Background: To assess the impact of new therapeutic strategies on outcomes and hospitalization charges among adult patients with botulism in the United States.
Methods: We determined in-hospital outcomes and charges for patients with botulism hospitalized in 1993-1994 and compared them with those observed among patients hospitalized in 2006-2007. Mortality, length of stay, and hospitalization charges were calculated. Age, sex, race, ethnicity, and discharge status were also reported.
Results: There were 66 and 132 admissions of adult patients with botulism in 1993-1994 and 2006-2007, respectively. Men predominance was observed in 2006-2007 compared to women predominance during the 1993-1994 time period. There was no significant difference in the average length of stay and in-hospital mortality rate between the two groups studied. However, in the 2006-2007 group, there was a significant increase in the mean hospitalization charges (USD 126,092 ± 120,535 vs. USD 83,623 ± 82,084; p = 0.0107) and in the proportion of patients requiring mechanical ventilation when compared to 1993-1994 (34 vs. 13.6%; p < 0.0001).

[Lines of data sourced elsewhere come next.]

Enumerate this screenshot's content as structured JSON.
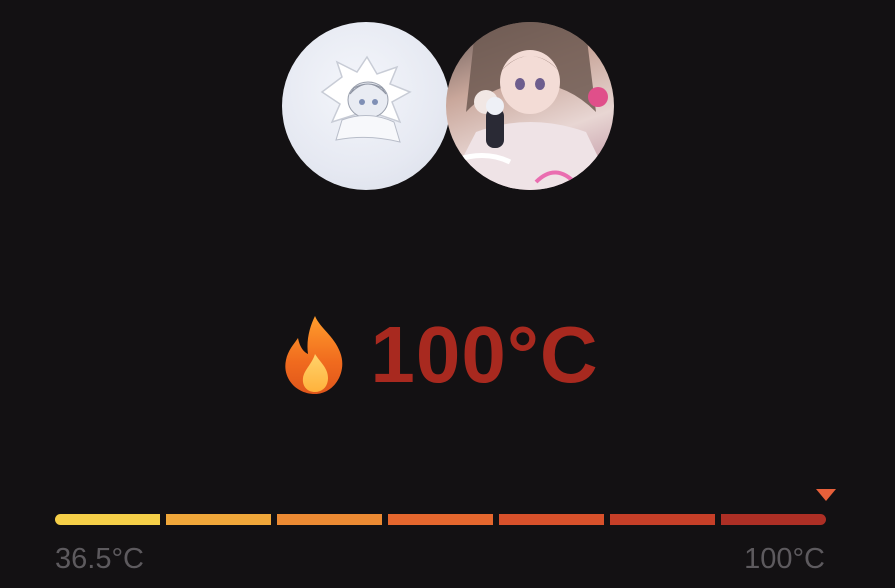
{
  "avatars": [
    {
      "name": "user-avatar-left"
    },
    {
      "name": "user-avatar-right"
    }
  ],
  "temperature": {
    "icon": "fire-icon",
    "value": "100°C",
    "level_fraction": 1.0
  },
  "scale": {
    "min_label": "36.5°C",
    "max_label": "100°C",
    "segment_colors": [
      "#f5cf48",
      "#f0a73a",
      "#eb8a33",
      "#e5672e",
      "#d8512b",
      "#c63f28",
      "#ad2f25"
    ]
  }
}
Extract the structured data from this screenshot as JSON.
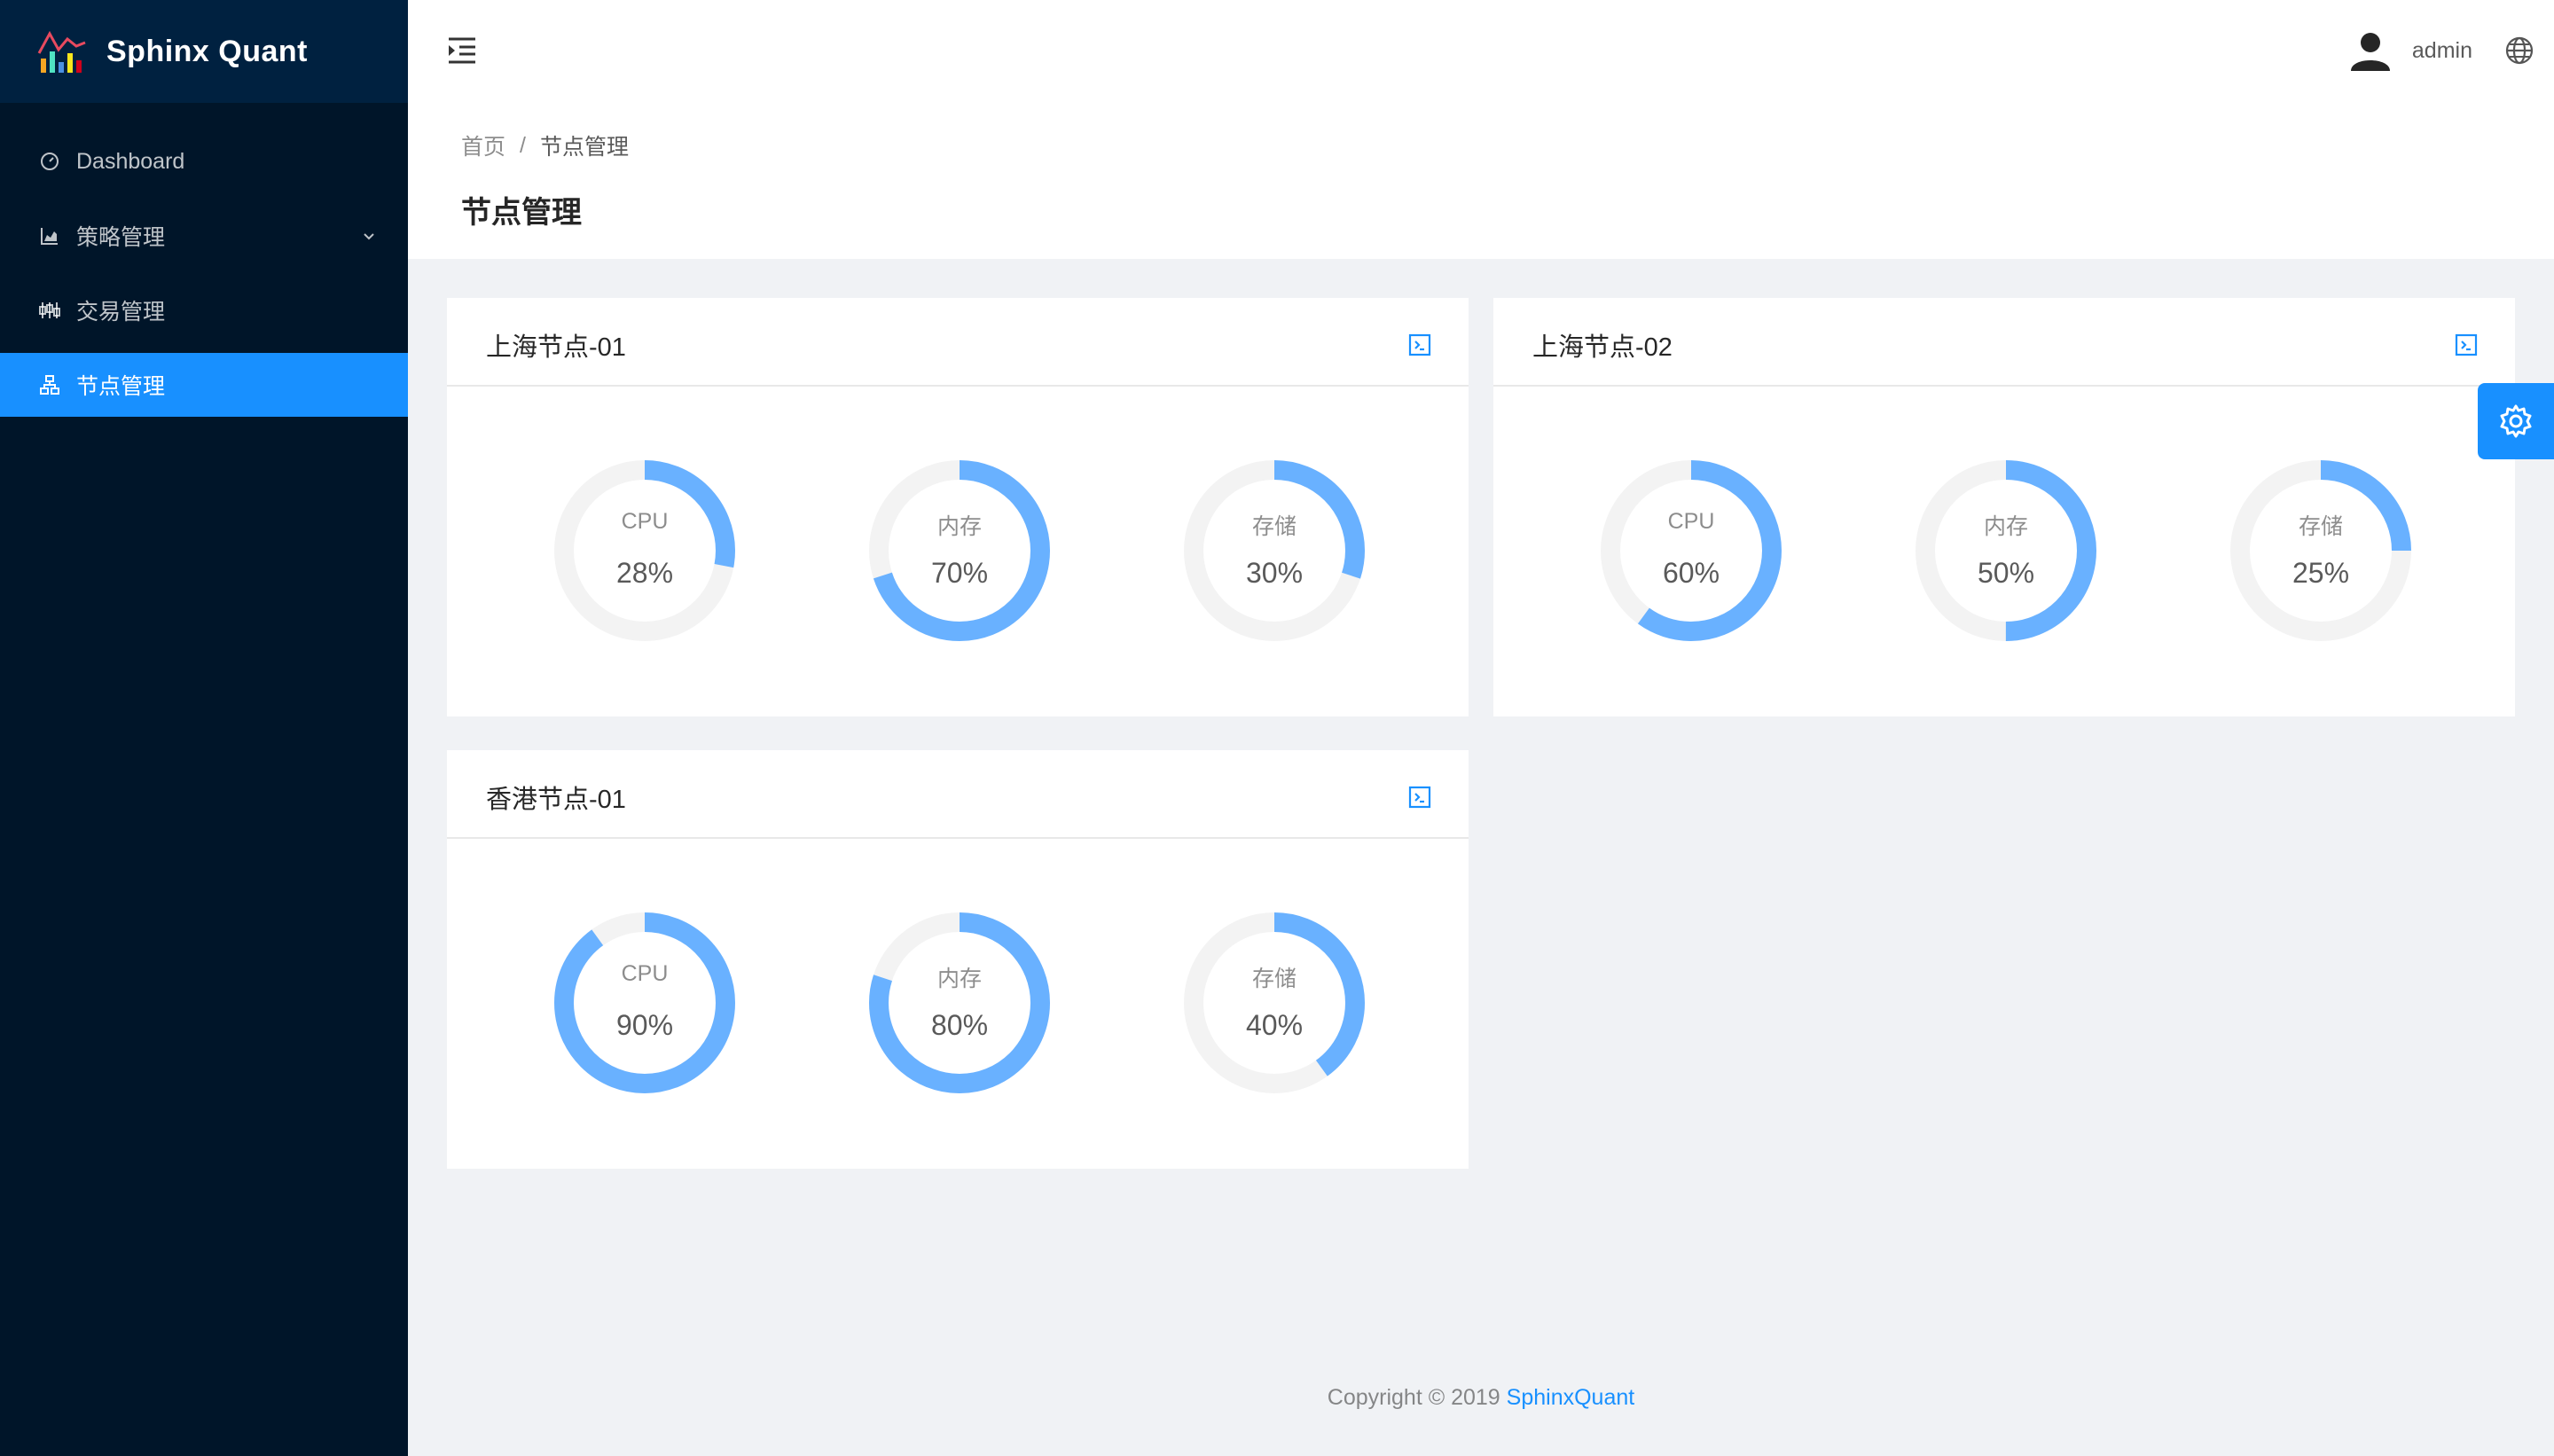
{
  "app": {
    "name": "Sphinx Quant"
  },
  "sidebar": {
    "items": [
      {
        "label": "Dashboard",
        "icon": "dashboard-icon"
      },
      {
        "label": "策略管理",
        "icon": "area-chart-icon",
        "has_submenu": true
      },
      {
        "label": "交易管理",
        "icon": "sliders-icon"
      },
      {
        "label": "节点管理",
        "icon": "cluster-icon",
        "active": true
      }
    ]
  },
  "header": {
    "username": "admin"
  },
  "breadcrumb": {
    "home": "首页",
    "separator": "/",
    "current": "节点管理"
  },
  "page": {
    "title": "节点管理"
  },
  "nodes": [
    {
      "name": "上海节点-01",
      "metrics": [
        {
          "label": "CPU",
          "value": "28%",
          "percent": 28
        },
        {
          "label": "内存",
          "value": "70%",
          "percent": 70
        },
        {
          "label": "存储",
          "value": "30%",
          "percent": 30
        }
      ]
    },
    {
      "name": "上海节点-02",
      "metrics": [
        {
          "label": "CPU",
          "value": "60%",
          "percent": 60
        },
        {
          "label": "内存",
          "value": "50%",
          "percent": 50
        },
        {
          "label": "存储",
          "value": "25%",
          "percent": 25
        }
      ]
    },
    {
      "name": "香港节点-01",
      "metrics": [
        {
          "label": "CPU",
          "value": "90%",
          "percent": 90
        },
        {
          "label": "内存",
          "value": "80%",
          "percent": 80
        },
        {
          "label": "存储",
          "value": "40%",
          "percent": 40
        }
      ]
    }
  ],
  "footer": {
    "copyright": "Copyright © 2019",
    "brand": "SphinxQuant"
  },
  "colors": {
    "primary": "#1890ff",
    "gauge_fill": "#69b1ff",
    "gauge_track": "#f3f3f3",
    "sidebar_bg": "#001529"
  }
}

Conclusion: Botulism continues to be an infrequent cause of hospitalization, with a significant increase in the average hospitalization charges in 2006-2007 when compared to 1993-1994, despite a nonsignificant change in the mortality rate and average length of hospitalization.
Copyright © 2012 S. Karger AG, Basel.